The internal investigation will be shielded if it remains internal to the church. “Leaks” are not the issue in this report but could be in some other case. The issue will be “public pronouncements.” Internal announcements will likely be shielded as long as they are made only to leadership or only to actual church members with a need to know. The ruling of the church due process system, no matter how modest or elaborate, may be made public and may be shielded, but the exact care to be taken in implementing a final decision public announcement is not the subject of this report.
There are no statistics available, and if they were asserted their reliability would be suspect, regarding whether lawsuits involving churches are terminated on procedural grounds as often, more often, or less often than lawsuits involving other private or commercial entities. For one thing, the determination as to the precise role each argument played in a disposition is sometimes determined subjectively by the reviewer of the opinion. That disclaimer aside, many lawsuits involving churches do not proceed to a decision on the merits or even to a point sufficiently definitive to be reported here. Also, many state trial courts are not fully integrated into the world wide web such that interlocutory or even final trial court decisions are rarely sufficiently visible to be reported here. That does not mean they are not important cases or decisions. If we cannot see them, however, we cannot report them. However, sometimes the trial court’s procedural rulings are appealed and become visible.
In Eaddy v Capers, Slip Op. (unpublished) (S. Car., App., 2018), the court of appeals affirmed a trial court’s summary judgment that the excommunication of the Plaintiff was outside the jurisdiction of the South Carolinian courts.

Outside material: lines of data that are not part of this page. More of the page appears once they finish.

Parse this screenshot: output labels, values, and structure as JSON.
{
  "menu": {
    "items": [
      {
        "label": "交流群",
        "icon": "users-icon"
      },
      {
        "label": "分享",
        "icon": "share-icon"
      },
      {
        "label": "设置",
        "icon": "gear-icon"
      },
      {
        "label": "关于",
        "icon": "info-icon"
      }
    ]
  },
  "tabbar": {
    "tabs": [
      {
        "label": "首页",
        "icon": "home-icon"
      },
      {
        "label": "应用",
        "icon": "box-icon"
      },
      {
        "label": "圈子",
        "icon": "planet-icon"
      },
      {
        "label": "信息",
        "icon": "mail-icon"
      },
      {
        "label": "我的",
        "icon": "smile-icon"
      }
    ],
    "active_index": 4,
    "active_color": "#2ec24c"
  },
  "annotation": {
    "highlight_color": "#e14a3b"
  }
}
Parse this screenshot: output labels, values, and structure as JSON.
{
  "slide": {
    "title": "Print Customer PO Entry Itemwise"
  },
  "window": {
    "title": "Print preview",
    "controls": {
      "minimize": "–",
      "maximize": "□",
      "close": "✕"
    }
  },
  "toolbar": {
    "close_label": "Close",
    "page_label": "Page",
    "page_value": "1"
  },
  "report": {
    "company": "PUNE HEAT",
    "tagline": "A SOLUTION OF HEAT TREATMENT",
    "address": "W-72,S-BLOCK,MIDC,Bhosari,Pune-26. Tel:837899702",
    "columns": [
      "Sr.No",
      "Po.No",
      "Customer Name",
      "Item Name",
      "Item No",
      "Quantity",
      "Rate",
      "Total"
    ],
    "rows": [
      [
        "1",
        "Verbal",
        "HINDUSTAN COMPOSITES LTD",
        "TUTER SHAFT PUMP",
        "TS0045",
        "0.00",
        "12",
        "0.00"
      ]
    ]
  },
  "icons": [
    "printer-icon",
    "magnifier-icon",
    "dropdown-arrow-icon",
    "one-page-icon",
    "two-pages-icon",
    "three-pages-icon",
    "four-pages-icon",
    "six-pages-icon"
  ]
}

The trial court held it did not have jurisdiction over church disciplinary matters under the Ecclesiastical Abstention Doctrine. The appellate court noted that Plaintiff’s new arguments on appeal had not been submitted to the trial court and ruled upon, or otherwise preserved for appellate review. The new arguments were that (1) the church leadership had not been properly elected so they did not have authority to conduct church disciplinary proceedings and (2) that the Ecclesiastical Abstention Doctrine as interpreted by South Carolina did not apply to a congregational church like the defendant. But, because the arguments were not preserved for review, they could not be considered.
Preservation of arguments for appellate review is fundamental but trial counsel sometimes believe they have when they have not. That is a cautionary thought for church lawyers, too. Before trial level proceedings close, it may be necessary to review motions and court rulings on them issued many months or even years previously rather than rely on sometimes fallible memory. Making sure court rulings from the bench have been suitably memorialized in writing in the court record can also be a challenge if some of the proceedings were oral argument.